The plans for the site, a former surface vehicle park on Dean Street, include four residential towers between 37 and 64 storeys high, which will home 1,508 unit- to three-bedroom apartments, none of which will be delivered as affordable housing. A fifth building, four storeys high will contain two shops or restaurants, leisure facilities for operate by residents and a private roof garden.

A planning officer’s report (59-leaf / 1.15 MB PDF) on the scheme said a viability appraisal showed that “the financial impact of the provision of affordable housing, combined with other planning obligations would affect the scheme’s viability”.

The report noted that the proposal would deliver other benefits.  It said the scheme represented “a very important opportunity to expand the active core of the town centre towards the south”. The site is located in within the big Jackson Street area, which the Council intends to transform into a high density residential-led neighbourhood, and is specifically allocated for a series of towers with mixed residential and commercial uses.

More than 60% of the site’s area will be public unseal space beneath the plans, including a terraced riverside area alongside the River Medlock. Planning officers said a “landmark high quality development as proposed … would create a critical mass of activity and attract populace to the area”.

The report also said the character and appearance of the Castlefield Conservation Area would be enhanced by the development and it would “fulfil … an important role in providing residential accommodation within [Manchester] town centre”.

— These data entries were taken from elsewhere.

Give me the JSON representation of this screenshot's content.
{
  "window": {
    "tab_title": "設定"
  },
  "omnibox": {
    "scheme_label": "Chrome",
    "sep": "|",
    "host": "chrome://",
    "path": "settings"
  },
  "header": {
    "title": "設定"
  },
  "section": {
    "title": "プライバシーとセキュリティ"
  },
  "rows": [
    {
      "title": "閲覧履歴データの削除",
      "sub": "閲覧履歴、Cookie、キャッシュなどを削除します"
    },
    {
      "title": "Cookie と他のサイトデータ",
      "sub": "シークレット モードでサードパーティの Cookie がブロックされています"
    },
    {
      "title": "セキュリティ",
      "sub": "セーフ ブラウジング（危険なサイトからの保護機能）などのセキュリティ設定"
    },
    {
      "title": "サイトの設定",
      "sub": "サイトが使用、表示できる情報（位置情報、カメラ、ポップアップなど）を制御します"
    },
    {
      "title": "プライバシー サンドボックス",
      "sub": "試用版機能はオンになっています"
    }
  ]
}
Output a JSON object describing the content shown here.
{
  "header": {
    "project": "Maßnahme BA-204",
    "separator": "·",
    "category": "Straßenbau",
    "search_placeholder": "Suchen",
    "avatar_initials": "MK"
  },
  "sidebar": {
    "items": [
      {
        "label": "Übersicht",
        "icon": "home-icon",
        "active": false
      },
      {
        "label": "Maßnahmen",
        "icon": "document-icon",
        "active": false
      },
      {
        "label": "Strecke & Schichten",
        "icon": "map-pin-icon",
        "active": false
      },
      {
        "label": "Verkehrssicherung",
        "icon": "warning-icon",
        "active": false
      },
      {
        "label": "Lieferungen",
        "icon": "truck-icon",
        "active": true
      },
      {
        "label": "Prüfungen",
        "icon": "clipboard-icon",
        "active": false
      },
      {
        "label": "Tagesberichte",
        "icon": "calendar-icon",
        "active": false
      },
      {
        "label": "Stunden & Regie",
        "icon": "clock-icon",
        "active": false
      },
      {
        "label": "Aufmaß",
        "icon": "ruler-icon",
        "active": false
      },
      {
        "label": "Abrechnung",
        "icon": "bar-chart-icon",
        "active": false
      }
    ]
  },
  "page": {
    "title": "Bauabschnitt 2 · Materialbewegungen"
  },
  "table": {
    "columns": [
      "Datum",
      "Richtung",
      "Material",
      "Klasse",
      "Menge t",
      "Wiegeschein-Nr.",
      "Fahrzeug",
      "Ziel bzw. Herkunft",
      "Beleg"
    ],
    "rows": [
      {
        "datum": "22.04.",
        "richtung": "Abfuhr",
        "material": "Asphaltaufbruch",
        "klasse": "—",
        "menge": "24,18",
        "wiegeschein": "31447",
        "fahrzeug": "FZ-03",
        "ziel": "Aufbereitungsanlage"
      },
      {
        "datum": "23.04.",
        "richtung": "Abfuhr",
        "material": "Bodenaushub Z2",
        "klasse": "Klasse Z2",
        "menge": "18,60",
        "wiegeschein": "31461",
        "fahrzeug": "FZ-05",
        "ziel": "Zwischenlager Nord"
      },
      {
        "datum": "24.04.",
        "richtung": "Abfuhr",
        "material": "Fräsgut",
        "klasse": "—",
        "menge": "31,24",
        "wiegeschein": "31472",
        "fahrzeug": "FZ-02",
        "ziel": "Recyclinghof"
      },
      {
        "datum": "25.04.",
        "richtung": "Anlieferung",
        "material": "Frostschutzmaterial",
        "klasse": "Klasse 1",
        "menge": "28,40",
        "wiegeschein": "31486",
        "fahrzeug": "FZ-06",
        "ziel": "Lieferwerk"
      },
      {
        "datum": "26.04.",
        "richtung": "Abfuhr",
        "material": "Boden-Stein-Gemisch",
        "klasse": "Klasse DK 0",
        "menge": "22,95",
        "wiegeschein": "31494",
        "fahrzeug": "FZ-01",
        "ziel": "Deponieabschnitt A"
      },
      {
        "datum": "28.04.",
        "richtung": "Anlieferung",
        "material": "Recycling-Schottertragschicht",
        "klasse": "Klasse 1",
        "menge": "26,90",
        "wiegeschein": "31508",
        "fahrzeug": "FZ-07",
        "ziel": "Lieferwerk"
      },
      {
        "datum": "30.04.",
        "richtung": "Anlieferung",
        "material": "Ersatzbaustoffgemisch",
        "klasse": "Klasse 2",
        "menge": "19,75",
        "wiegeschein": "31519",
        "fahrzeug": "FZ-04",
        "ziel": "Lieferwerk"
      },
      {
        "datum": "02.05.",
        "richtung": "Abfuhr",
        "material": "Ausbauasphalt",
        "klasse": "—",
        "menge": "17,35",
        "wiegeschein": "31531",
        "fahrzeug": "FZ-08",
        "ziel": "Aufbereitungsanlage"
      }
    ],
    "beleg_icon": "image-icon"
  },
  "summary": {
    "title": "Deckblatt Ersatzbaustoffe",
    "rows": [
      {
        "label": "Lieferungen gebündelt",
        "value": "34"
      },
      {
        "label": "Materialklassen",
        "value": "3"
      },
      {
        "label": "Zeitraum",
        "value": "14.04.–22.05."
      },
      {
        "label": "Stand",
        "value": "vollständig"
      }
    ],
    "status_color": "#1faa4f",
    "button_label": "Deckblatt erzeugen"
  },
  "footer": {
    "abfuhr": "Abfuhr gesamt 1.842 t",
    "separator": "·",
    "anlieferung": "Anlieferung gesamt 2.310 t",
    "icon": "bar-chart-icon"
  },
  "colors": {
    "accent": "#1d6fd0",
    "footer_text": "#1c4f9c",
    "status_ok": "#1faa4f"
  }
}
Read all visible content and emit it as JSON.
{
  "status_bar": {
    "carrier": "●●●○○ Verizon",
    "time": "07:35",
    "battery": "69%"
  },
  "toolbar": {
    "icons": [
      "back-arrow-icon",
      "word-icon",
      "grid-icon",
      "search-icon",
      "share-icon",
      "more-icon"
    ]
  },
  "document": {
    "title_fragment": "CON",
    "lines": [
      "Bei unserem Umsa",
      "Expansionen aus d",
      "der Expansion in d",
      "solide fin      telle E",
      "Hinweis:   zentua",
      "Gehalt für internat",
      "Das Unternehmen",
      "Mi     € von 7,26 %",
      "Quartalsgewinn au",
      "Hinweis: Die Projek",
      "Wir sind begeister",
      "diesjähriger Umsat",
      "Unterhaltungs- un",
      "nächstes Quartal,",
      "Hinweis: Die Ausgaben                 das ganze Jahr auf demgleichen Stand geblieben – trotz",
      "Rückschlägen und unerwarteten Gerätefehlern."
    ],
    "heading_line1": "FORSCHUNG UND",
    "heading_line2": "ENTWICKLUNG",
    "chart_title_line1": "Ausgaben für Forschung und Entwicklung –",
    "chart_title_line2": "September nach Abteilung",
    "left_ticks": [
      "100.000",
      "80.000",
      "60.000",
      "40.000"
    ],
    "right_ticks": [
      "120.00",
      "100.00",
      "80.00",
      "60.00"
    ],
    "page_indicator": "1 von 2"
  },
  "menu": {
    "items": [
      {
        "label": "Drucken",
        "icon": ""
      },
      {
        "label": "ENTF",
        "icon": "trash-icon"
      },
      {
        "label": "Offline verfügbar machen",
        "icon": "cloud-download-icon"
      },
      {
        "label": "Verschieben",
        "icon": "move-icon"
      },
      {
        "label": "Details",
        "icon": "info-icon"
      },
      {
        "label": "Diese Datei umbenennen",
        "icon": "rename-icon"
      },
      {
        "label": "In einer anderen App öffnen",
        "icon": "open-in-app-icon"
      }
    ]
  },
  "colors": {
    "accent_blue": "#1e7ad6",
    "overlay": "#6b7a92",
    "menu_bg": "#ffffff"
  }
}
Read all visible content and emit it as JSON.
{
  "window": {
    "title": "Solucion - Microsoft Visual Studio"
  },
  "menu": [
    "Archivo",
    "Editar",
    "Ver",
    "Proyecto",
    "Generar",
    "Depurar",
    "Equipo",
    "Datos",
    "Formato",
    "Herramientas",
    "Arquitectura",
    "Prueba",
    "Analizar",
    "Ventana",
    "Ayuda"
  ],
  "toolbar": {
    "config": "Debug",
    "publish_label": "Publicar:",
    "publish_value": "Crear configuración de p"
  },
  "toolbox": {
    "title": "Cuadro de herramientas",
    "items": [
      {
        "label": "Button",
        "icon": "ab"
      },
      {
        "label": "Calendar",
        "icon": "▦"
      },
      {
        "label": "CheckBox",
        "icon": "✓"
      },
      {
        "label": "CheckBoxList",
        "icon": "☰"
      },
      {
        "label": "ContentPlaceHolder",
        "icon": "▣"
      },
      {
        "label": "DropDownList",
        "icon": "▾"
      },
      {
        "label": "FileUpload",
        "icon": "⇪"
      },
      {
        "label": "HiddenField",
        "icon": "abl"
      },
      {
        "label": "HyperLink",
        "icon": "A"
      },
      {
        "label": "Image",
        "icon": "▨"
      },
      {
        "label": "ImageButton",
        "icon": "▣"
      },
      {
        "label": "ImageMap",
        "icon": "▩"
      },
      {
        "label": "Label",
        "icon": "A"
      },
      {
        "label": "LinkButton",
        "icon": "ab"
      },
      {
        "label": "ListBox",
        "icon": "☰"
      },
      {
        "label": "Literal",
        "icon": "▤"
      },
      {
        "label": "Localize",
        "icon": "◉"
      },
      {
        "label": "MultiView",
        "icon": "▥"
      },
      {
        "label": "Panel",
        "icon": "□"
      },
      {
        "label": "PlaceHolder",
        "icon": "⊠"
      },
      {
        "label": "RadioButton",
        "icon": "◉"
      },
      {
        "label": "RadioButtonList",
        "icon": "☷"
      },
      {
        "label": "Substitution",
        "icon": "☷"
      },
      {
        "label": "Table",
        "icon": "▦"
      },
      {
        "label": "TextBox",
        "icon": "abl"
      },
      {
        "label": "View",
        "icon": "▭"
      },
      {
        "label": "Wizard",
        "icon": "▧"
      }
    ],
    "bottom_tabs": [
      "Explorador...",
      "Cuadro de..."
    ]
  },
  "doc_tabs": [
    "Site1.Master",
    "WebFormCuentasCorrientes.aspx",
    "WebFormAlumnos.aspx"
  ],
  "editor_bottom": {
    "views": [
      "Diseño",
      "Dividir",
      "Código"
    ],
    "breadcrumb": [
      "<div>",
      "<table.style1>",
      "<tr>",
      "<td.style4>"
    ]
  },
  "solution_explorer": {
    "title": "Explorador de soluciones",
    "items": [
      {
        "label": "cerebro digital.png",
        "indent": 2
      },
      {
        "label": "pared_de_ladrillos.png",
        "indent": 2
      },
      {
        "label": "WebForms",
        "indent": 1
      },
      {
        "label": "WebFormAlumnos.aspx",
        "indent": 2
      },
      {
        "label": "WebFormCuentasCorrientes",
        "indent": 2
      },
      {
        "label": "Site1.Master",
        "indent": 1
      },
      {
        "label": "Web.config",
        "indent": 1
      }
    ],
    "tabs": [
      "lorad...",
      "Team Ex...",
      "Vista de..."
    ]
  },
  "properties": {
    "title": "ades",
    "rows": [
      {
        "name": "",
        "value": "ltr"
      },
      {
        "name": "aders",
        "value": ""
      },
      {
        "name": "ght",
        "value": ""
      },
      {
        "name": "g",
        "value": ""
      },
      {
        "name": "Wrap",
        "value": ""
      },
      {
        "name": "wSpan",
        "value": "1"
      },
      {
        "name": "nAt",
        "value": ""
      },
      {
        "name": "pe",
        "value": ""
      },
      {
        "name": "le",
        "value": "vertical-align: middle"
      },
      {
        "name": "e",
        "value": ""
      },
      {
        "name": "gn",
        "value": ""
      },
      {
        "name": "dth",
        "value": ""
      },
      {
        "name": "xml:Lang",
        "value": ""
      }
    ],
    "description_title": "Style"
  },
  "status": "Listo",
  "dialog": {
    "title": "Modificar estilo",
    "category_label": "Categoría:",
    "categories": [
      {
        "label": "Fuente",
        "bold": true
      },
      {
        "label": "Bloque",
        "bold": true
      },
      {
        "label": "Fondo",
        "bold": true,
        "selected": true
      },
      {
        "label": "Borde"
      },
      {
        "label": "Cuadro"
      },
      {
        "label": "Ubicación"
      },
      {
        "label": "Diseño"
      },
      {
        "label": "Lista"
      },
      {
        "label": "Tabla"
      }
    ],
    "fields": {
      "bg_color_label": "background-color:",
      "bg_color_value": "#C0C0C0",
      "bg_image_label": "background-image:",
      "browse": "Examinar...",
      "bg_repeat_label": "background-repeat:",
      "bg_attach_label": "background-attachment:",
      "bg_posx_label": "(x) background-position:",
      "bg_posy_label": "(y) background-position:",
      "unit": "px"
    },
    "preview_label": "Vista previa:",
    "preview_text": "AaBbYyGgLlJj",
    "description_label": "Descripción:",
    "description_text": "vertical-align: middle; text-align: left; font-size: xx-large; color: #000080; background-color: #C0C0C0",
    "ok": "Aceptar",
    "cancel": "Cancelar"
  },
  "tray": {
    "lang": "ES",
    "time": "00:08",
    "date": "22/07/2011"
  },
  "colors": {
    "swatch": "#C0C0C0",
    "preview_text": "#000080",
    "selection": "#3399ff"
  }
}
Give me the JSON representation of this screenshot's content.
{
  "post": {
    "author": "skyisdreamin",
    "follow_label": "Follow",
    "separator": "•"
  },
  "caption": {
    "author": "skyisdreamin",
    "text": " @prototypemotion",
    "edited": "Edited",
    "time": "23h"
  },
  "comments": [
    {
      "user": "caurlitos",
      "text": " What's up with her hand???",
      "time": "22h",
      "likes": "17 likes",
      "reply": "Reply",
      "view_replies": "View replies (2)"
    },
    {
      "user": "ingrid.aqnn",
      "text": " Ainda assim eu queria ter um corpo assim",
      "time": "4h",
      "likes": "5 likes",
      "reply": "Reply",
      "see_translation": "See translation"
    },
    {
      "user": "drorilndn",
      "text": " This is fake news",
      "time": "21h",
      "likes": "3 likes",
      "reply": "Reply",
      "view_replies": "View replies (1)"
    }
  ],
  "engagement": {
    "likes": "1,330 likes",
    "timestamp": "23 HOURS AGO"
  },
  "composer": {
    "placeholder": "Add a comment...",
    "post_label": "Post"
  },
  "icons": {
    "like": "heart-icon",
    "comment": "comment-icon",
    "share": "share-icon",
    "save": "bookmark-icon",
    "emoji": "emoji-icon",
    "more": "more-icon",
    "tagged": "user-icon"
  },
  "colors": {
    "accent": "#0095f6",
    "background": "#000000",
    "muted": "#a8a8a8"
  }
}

Planning expert Mike Pocock of Pinsent Masons, the law firm behind Out-Law.com, said: “Manchester has demonstrated once again that it has the ambition to promote landmark developments which will shape its town centre for the future. high density, high quality development proposals such as these are likely to be a solution feature of town and town centre regeneration as authorities strive to create fresh communities in their towns and cities to meet the demands of modern living and housing requirements.”

“The fact that no affordable housing is required shows the authorities will also require to be flexible and own regard to government guidance that the delivery of developments should not be constrained by viability issues,” said Pocock.